[Task details]: Across all entries below, how many lines include "name"? Answer with the number alone.

Data excerpts:
:::

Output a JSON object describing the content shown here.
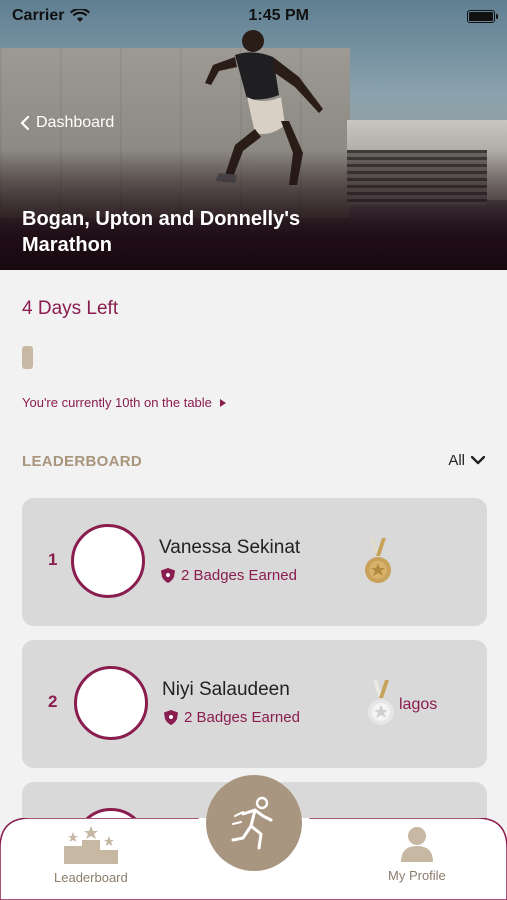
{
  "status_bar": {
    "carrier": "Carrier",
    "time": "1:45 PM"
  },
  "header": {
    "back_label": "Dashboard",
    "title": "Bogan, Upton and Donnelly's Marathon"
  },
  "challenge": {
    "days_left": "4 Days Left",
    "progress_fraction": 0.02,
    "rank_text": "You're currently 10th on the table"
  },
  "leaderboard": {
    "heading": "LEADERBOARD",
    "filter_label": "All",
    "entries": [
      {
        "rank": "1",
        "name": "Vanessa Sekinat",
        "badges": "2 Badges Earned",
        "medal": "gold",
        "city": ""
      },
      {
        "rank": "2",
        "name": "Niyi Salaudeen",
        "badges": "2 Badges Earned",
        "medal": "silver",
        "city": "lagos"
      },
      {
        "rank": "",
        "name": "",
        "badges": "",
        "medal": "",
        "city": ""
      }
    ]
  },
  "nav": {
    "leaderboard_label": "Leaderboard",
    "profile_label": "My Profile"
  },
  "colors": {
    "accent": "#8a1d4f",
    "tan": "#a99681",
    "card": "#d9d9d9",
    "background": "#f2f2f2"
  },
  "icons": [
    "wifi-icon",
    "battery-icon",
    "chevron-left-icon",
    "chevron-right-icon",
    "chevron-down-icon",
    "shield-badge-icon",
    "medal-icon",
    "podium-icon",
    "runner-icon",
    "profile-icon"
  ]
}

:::

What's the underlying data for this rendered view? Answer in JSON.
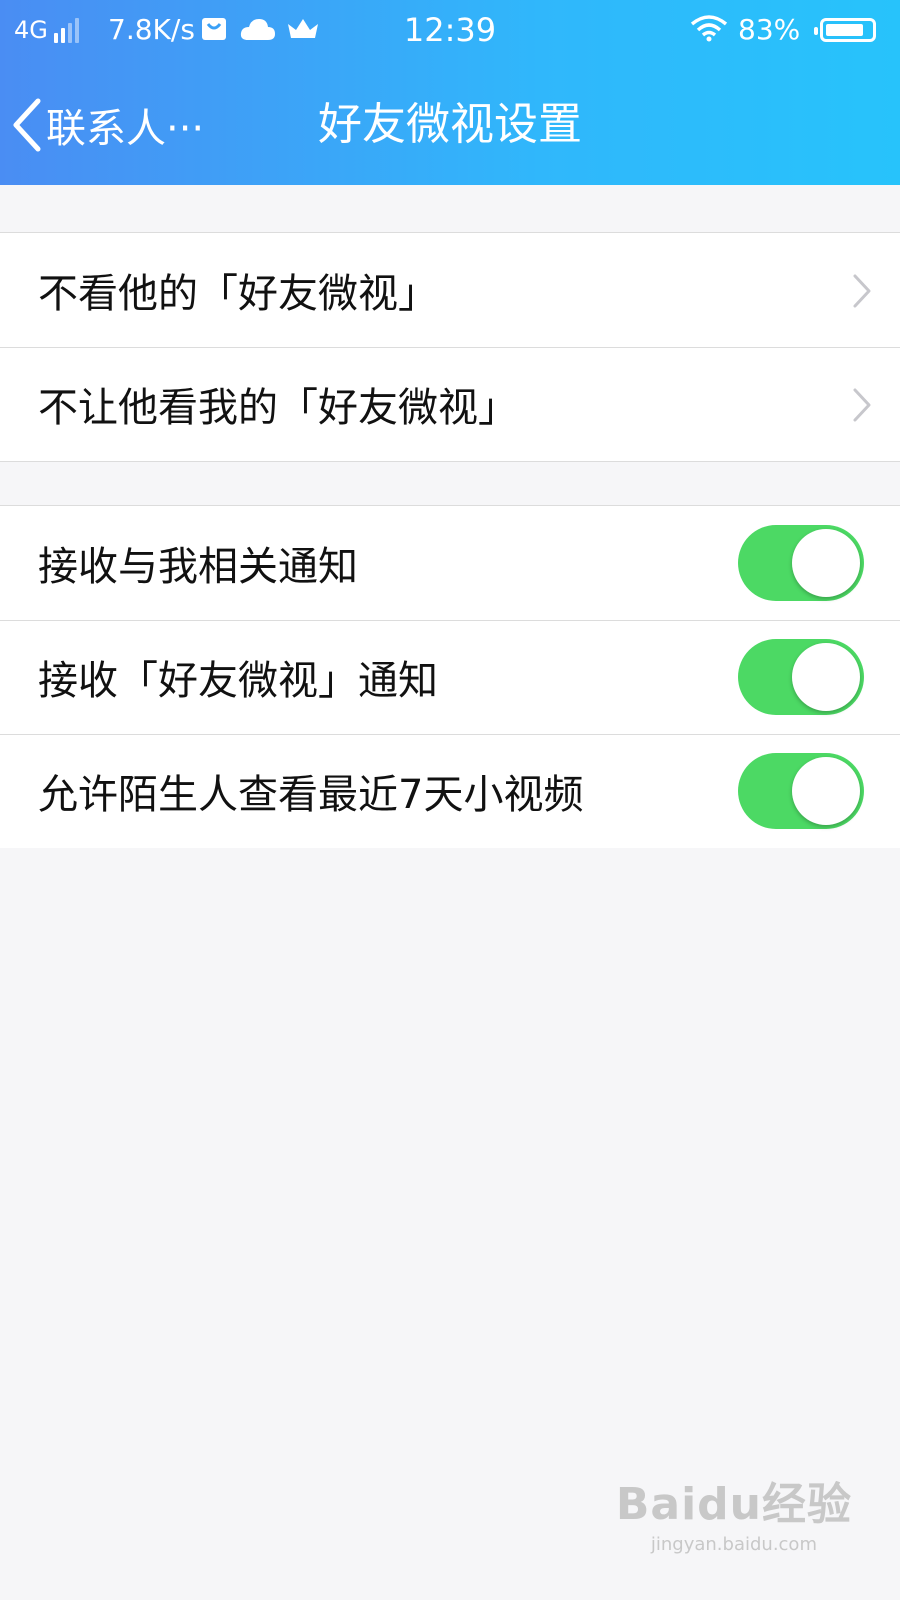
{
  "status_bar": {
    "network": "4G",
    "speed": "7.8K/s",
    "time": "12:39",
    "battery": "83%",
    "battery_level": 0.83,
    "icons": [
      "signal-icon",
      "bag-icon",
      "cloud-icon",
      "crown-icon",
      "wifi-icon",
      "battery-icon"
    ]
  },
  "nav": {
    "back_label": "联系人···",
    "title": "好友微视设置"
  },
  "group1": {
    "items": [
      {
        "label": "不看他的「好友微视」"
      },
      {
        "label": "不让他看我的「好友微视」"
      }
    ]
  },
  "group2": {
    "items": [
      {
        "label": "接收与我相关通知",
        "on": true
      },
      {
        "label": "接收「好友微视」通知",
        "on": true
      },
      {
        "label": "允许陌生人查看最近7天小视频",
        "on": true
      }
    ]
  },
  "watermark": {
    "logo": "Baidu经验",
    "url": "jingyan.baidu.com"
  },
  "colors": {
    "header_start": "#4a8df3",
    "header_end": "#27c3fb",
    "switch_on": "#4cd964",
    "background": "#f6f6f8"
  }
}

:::

[Expected answer]: 3